PROBLEM TO SOLVE> For each line below, return an exact copy.

MATERIAL SHOWN>
● ● ● ● ●

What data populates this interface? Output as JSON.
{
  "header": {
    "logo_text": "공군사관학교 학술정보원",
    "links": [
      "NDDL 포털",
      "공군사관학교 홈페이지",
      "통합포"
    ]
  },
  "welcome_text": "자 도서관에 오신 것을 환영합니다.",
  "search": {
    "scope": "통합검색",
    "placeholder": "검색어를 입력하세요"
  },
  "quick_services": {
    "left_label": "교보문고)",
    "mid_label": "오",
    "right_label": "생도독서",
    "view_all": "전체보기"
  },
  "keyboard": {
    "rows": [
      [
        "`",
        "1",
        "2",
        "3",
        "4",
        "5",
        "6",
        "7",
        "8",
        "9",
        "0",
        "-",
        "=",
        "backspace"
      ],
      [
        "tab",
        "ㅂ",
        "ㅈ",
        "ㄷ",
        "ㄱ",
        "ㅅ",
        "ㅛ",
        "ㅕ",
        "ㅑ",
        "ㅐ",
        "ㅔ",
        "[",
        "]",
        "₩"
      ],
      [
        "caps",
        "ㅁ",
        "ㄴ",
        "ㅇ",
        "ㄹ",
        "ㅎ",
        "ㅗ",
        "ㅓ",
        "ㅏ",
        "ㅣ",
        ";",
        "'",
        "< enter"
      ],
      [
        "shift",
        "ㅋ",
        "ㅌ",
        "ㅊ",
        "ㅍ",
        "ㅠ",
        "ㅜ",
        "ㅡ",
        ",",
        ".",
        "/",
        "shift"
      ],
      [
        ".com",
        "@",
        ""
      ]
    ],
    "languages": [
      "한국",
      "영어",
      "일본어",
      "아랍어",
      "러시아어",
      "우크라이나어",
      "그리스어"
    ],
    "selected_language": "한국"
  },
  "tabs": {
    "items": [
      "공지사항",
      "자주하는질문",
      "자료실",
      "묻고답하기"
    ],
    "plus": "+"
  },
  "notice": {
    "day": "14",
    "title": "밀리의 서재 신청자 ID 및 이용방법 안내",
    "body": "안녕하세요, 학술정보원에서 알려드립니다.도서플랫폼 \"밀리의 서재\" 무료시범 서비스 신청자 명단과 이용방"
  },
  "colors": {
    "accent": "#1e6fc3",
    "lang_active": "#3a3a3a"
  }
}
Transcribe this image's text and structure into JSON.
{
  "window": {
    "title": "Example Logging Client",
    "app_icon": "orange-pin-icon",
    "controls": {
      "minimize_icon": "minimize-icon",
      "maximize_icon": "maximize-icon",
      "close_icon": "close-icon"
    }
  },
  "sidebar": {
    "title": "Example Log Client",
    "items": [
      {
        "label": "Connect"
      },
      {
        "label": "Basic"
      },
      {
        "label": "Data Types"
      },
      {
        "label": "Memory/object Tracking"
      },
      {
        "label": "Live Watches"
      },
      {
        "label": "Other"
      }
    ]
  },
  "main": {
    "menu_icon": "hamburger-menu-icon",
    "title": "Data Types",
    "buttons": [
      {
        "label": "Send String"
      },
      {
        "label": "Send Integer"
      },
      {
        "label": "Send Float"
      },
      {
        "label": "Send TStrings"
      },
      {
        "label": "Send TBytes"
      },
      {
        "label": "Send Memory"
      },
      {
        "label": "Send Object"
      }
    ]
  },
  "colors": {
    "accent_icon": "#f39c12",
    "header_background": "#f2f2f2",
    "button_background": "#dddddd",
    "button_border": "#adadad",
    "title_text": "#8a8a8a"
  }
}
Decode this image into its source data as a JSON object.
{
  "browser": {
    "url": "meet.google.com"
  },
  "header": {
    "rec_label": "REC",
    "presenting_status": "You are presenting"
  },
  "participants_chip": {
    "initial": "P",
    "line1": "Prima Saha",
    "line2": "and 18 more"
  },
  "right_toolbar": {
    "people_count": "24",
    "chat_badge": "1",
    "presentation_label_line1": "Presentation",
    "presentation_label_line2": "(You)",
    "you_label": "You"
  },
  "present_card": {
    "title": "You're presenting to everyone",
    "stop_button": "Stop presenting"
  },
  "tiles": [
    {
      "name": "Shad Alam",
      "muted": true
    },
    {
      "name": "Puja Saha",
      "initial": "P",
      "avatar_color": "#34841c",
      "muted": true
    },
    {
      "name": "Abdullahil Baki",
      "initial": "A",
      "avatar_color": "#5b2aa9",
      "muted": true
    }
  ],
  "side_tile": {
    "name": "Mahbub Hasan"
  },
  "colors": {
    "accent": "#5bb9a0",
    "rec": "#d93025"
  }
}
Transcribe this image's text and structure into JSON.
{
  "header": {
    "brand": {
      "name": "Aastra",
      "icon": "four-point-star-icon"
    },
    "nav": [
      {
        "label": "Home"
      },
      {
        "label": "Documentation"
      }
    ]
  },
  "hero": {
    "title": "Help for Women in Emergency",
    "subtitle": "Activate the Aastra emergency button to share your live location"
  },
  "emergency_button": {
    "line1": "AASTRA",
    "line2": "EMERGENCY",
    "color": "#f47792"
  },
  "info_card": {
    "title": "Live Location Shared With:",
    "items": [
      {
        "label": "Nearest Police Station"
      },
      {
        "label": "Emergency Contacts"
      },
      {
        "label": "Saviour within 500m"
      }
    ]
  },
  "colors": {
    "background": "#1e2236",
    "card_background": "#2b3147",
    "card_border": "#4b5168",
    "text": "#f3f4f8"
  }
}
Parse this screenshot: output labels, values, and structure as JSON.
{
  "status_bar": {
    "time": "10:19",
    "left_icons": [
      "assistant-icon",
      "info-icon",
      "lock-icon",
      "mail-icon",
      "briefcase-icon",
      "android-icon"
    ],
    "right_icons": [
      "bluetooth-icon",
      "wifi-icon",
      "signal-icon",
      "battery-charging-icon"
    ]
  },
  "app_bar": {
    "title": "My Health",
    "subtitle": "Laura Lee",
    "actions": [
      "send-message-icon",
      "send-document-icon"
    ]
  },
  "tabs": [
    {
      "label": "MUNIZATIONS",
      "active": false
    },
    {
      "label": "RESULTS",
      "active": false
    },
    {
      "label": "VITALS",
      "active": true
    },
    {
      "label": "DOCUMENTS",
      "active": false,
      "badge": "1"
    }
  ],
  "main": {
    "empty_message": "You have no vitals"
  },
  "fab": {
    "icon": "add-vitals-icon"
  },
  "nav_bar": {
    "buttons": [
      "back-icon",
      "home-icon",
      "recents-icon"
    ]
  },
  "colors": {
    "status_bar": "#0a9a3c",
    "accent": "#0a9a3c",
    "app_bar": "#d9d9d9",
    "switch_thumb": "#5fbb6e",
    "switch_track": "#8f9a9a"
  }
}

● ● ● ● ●

RESULT>
What data populates this interface? Output as JSON.
{
  "header": {
    "logo_text": "공군사관학교 학술정보원",
    "links": [
      "NDDL 포털",
      "공군사관학교 홈페이지",
      "통합포"
    ]
  },
  "welcome_text": "자 도서관에 오신 것을 환영합니다.",
  "search": {
    "scope": "통합검색",
    "placeholder": "검색어를 입력하세요"
  },
  "quick_services": {
    "left_label": "교보문고)",
    "mid_label": "오",
    "right_label": "생도독서",
    "view_all": "전체보기"
  },
  "keyboard": {
    "rows": [
      [
        "`",
        "1",
        "2",
        "3",
        "4",
        "5",
        "6",
        "7",
        "8",
        "9",
        "0",
        "-",
        "=",
        "backspace"
      ],
      [
        "tab",
        "ㅂ",
        "ㅈ",
        "ㄷ",
        "ㄱ",
        "ㅅ",
        "ㅛ",
        "ㅕ",
        "ㅑ",
        "ㅐ",
        "ㅔ",
        "[",
        "]",
        "₩"
      ],
      [
        "caps",
        "ㅁ",
        "ㄴ",
        "ㅇ",
        "ㄹ",
        "ㅎ",
        "ㅗ",
        "ㅓ",
        "ㅏ",
        "ㅣ",
        ";",
        "'",
        "< enter"
      ],
      [
        "shift",
        "ㅋ",
        "ㅌ",
        "ㅊ",
        "ㅍ",
        "ㅠ",
        "ㅜ",
        "ㅡ",
        ",",
        ".",
        "/",
        "shift"
      ],
      [
        ".com",
        "@",
        ""
      ]
    ],
    "languages": [
      "한국",
      "영어",
      "일본어",
      "아랍어",
      "러시아어",
      "우크라이나어",
      "그리스어"
    ],
    "selected_language": "한국"
  },
  "tabs": {
    "items": [
      "공지사항",
      "자주하는질문",
      "자료실",
      "묻고답하기"
    ],
    "plus": "+"
  },
  "notice": {
    "day": "14",
    "title": "밀리의 서재 신청자 ID 및 이용방법 안내",
    "body": "안녕하세요, 학술정보원에서 알려드립니다.도서플랫폼 \"밀리의 서재\" 무료시범 서비스 신청자 명단과 이용방"
  },
  "colors": {
    "accent": "#1e6fc3",
    "lang_active": "#3a3a3a"
  }
}
Transcribe this image's text and structure into JSON.
{
  "window": {
    "title": "Example Logging Client",
    "app_icon": "orange-pin-icon",
    "controls": {
      "minimize_icon": "minimize-icon",
      "maximize_icon": "maximize-icon",
      "close_icon": "close-icon"
    }
  },
  "sidebar": {
    "title": "Example Log Client",
    "items": [
      {
        "label": "Connect"
      },
      {
        "label": "Basic"
      },
      {
        "label": "Data Types"
      },
      {
        "label": "Memory/object Tracking"
      },
      {
        "label": "Live Watches"
      },
      {
        "label": "Other"
      }
    ]
  },
  "main": {
    "menu_icon": "hamburger-menu-icon",
    "title": "Data Types",
    "buttons": [
      {
        "label": "Send String"
      },
      {
        "label": "Send Integer"
      },
      {
        "label": "Send Float"
      },
      {
        "label": "Send TStrings"
      },
      {
        "label": "Send TBytes"
      },
      {
        "label": "Send Memory"
      },
      {
        "label": "Send Object"
      }
    ]
  },
  "colors": {
    "accent_icon": "#f39c12",
    "header_background": "#f2f2f2",
    "button_background": "#dddddd",
    "button_border": "#adadad",
    "title_text": "#8a8a8a"
  }
}
Decode this image into its source data as a JSON object.
{
  "browser": {
    "url": "meet.google.com"
  },
  "header": {
    "rec_label": "REC",
    "presenting_status": "You are presenting"
  },
  "participants_chip": {
    "initial": "P",
    "line1": "Prima Saha",
    "line2": "and 18 more"
  },
  "right_toolbar": {
    "people_count": "24",
    "chat_badge": "1",
    "presentation_label_line1": "Presentation",
    "presentation_label_line2": "(You)",
    "you_label": "You"
  },
  "present_card": {
    "title": "You're presenting to everyone",
    "stop_button": "Stop presenting"
  },
  "tiles": [
    {
      "name": "Shad Alam",
      "muted": true
    },
    {
      "name": "Puja Saha",
      "initial": "P",
      "avatar_color": "#34841c",
      "muted": true
    },
    {
      "name": "Abdullahil Baki",
      "initial": "A",
      "avatar_color": "#5b2aa9",
      "muted": true
    }
  ],
  "side_tile": {
    "name": "Mahbub Hasan"
  },
  "colors": {
    "accent": "#5bb9a0",
    "rec": "#d93025"
  }
}
Transcribe this image's text and structure into JSON.
{
  "header": {
    "brand": {
      "name": "Aastra",
      "icon": "four-point-star-icon"
    },
    "nav": [
      {
        "label": "Home"
      },
      {
        "label": "Documentation"
      }
    ]
  },
  "hero": {
    "title": "Help for Women in Emergency",
    "subtitle": "Activate the Aastra emergency button to share your live location"
  },
  "emergency_button": {
    "line1": "AASTRA",
    "line2": "EMERGENCY",
    "color": "#f47792"
  },
  "info_card": {
    "title": "Live Location Shared With:",
    "items": [
      {
        "label": "Nearest Police Station"
      },
      {
        "label": "Emergency Contacts"
      },
      {
        "label": "Saviour within 500m"
      }
    ]
  },
  "colors": {
    "background": "#1e2236",
    "card_background": "#2b3147",
    "card_border": "#4b5168",
    "text": "#f3f4f8"
  }
}
Parse this screenshot: output labels, values, and structure as JSON.
{
  "status_bar": {
    "time": "10:19",
    "left_icons": [
      "assistant-icon",
      "info-icon",
      "lock-icon",
      "mail-icon",
      "briefcase-icon",
      "android-icon"
    ],
    "right_icons": [
      "bluetooth-icon",
      "wifi-icon",
      "signal-icon",
      "battery-charging-icon"
    ]
  },
  "app_bar": {
    "title": "My Health",
    "subtitle": "Laura Lee",
    "actions": [
      "send-message-icon",
      "send-document-icon"
    ]
  },
  "tabs": [
    {
      "label": "MUNIZATIONS",
      "active": false
    },
    {
      "label": "RESULTS",
      "active": false
    },
    {
      "label": "VITALS",
      "active": true
    },
    {
      "label": "DOCUMENTS",
      "active": false,
      "badge": "1"
    }
  ],
  "main": {
    "empty_message": "You have no vitals"
  },
  "fab": {
    "icon": "add-vitals-icon"
  },
  "nav_bar": {
    "buttons": [
      "back-icon",
      "home-icon",
      "recents-icon"
    ]
  },
  "colors": {
    "status_bar": "#0a9a3c",
    "accent": "#0a9a3c",
    "app_bar": "#d9d9d9",
    "switch_thumb": "#5fbb6e",
    "switch_track": "#8f9a9a"
  }
}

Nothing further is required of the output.